Last year, when ruling Republicans in Congress were out to terminate every federal regulation in sight, the Clinton Administration couldn't deregulate fast enough. The Food & Drug Administration sped up new drug approvals, the Treasury Dept. shelved plans to tighten regs on bank lending to minorities, and all the rulemaking agencies promised a new industry-friendly climate.
But now that it's campaign season, antigovernment Republicans are in retreat and Clinton regulators have a new mantra: Be voter friendly. That's why President Clinton unveiled a meat inspection plan on July 6, why the White House may soon announce new FDA tobacco regulations, and why the President will jawbone broadcasters at a July 29 Oval Office summit about carrying more educational children's shows. All are winning stances with the public, so the GOP Congress can only gripe. "These are Mom-and-apple-pie issues," says Brad Stillman of the Consumer Federation of America.
"MASS HYSTERIA." The regulatory resurgence goes beyond the high-profile initiatives the White House is promoting. From foul food to unsafe cars, consumer cops are getting tough with companies that expected a more cooperative stance. "Business feels stabbed in the back," complains Mary Bernhard, a lobbyist with the U.S. Chamber of Commerce.
The most controversial of the pro-consumer moves is an FDA plan to cut smoking by kids. The proposal--including a ban on billboard ads near schools and curbs on magazine ads children might see--awaits White House approval. But it has already sparked protests from a broad business coalition. "The agency is silencing commercial speech without authority," fumes Lawrence Finerman, a lobbyist at the National Association of Manufacturers. The White House sees an advantage in pushing the FDA rules at a time when Republican Presidential candidate Bob Dole is on the run as a tobacco defender.

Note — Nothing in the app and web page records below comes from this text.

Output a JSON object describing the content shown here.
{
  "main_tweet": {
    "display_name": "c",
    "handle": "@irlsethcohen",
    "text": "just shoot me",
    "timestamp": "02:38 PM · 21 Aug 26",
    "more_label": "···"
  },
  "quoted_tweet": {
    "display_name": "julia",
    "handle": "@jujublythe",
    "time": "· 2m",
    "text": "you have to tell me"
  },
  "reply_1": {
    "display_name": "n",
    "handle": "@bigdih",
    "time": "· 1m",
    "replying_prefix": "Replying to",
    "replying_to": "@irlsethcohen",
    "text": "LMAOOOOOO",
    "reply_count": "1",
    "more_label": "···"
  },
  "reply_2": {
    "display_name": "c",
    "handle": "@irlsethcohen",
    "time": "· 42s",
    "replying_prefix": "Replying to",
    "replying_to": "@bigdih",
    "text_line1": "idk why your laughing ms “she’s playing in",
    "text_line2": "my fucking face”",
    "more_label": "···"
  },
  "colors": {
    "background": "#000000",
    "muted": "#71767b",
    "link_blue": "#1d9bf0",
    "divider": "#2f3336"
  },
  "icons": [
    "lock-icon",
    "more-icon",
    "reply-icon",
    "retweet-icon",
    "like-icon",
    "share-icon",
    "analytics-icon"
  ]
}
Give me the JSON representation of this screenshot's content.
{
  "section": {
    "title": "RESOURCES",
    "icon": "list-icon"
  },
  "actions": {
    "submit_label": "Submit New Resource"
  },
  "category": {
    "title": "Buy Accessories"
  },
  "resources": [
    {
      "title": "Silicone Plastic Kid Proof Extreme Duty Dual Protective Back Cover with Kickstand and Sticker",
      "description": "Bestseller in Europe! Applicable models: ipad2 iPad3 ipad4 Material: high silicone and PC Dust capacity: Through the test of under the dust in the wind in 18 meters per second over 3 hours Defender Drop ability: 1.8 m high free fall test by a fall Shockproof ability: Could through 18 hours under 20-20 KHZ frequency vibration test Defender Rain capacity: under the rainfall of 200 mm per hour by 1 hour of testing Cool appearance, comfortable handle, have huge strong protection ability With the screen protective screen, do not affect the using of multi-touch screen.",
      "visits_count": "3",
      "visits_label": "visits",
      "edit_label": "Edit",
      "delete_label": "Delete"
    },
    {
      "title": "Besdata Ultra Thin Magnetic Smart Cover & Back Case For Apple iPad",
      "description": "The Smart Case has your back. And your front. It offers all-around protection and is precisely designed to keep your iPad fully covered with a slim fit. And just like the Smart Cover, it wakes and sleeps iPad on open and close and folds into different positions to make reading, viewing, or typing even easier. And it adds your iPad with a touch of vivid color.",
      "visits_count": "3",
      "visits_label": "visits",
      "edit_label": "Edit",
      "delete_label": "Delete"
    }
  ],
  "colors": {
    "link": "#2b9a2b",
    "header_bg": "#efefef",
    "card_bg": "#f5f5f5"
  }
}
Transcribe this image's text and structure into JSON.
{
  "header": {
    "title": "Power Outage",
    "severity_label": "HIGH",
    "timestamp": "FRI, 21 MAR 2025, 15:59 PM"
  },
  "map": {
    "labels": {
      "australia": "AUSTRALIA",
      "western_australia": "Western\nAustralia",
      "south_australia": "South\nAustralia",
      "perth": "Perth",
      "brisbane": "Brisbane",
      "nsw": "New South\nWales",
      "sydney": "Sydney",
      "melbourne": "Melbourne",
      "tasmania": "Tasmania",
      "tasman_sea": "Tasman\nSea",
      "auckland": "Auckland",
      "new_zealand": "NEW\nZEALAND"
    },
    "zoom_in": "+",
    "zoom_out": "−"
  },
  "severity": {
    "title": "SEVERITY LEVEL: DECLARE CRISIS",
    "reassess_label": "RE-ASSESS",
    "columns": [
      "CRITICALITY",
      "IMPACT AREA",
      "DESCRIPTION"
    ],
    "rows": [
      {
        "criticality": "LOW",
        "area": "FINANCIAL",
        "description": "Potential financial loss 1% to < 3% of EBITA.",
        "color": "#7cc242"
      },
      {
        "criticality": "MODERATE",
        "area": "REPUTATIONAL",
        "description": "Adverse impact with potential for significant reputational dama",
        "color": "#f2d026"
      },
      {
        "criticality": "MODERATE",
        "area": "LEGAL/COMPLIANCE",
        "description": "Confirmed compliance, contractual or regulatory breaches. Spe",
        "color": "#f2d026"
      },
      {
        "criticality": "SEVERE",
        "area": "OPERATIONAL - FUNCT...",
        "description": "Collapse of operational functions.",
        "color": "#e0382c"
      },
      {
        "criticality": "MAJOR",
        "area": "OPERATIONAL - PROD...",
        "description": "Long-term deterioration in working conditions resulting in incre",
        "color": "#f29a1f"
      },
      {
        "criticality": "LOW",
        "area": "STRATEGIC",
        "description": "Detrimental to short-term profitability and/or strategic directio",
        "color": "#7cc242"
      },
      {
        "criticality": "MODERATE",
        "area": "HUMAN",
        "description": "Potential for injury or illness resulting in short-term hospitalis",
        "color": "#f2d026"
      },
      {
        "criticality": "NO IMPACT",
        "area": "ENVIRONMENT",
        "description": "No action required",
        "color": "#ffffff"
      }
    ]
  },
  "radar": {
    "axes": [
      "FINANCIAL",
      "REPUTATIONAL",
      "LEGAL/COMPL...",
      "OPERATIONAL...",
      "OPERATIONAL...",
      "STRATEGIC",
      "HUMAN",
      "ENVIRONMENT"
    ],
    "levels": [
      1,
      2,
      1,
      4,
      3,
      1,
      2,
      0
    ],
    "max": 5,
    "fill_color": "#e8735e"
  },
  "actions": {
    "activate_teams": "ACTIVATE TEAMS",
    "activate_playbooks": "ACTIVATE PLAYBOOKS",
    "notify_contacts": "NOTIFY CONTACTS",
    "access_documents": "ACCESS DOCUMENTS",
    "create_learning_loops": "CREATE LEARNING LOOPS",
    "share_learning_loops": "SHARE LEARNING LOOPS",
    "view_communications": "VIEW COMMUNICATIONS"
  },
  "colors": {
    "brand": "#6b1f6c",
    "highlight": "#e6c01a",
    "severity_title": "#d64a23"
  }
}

The tiny Consumer Product Safety Commission hasn't stirred up as much dust as the FDA in policing everyday household items, but it's trying. "We have made this a highly visible agency," boasts Chairwoman Ann W. Brown. She says the CPSC prefers to prod businesses to recall unsafe products voluntarily. But Brown also has forced recalls of such items as flammable rayon skirts and hazardous toys, and she's trying harder to publicize potential dangers. In June, for example, a warning about lead-tainted miniblinds left stores with thousands of returns. "It was mass hysteria," groans International Mass Retail Assn. lobbyist Meg Farrage.
FRUSTRATED. Likewise, the National Highway Traffic Safety Administration has lately irked auto makers. On June 4, it filed a lawsuit against Chrysler Corp. to order the recall of more than 91,000 1995 Cirrus and Dodge Stratus cars for allegedly unsafe seatbelts. Chrysler claims the belts passed company-run tests prescribed by the agency, and says it's a victim of NHTSA's attempt to score points with consumers. "We get caught in the politicization of issues," gripes Chrysler spokesman Christopher Preuss.
Broadcasters are just as frustrated with the Federal Communications Commission, which wants at least three hours of educational kids' programming a week. "If indeed the era of Big Government is over, why hasn't the message gotten to the FCC chairman?" asks Edward O. Fritts, president of the National Association of Broadcasters.
The Clintonites' answer: Voters may say they don't like Big Government, but they do when it comes to protecting their health and safety. To the dismay of the GOP and its business allies, Bill Clinton has discovered that advocating a safer America is a safe issue with Americans.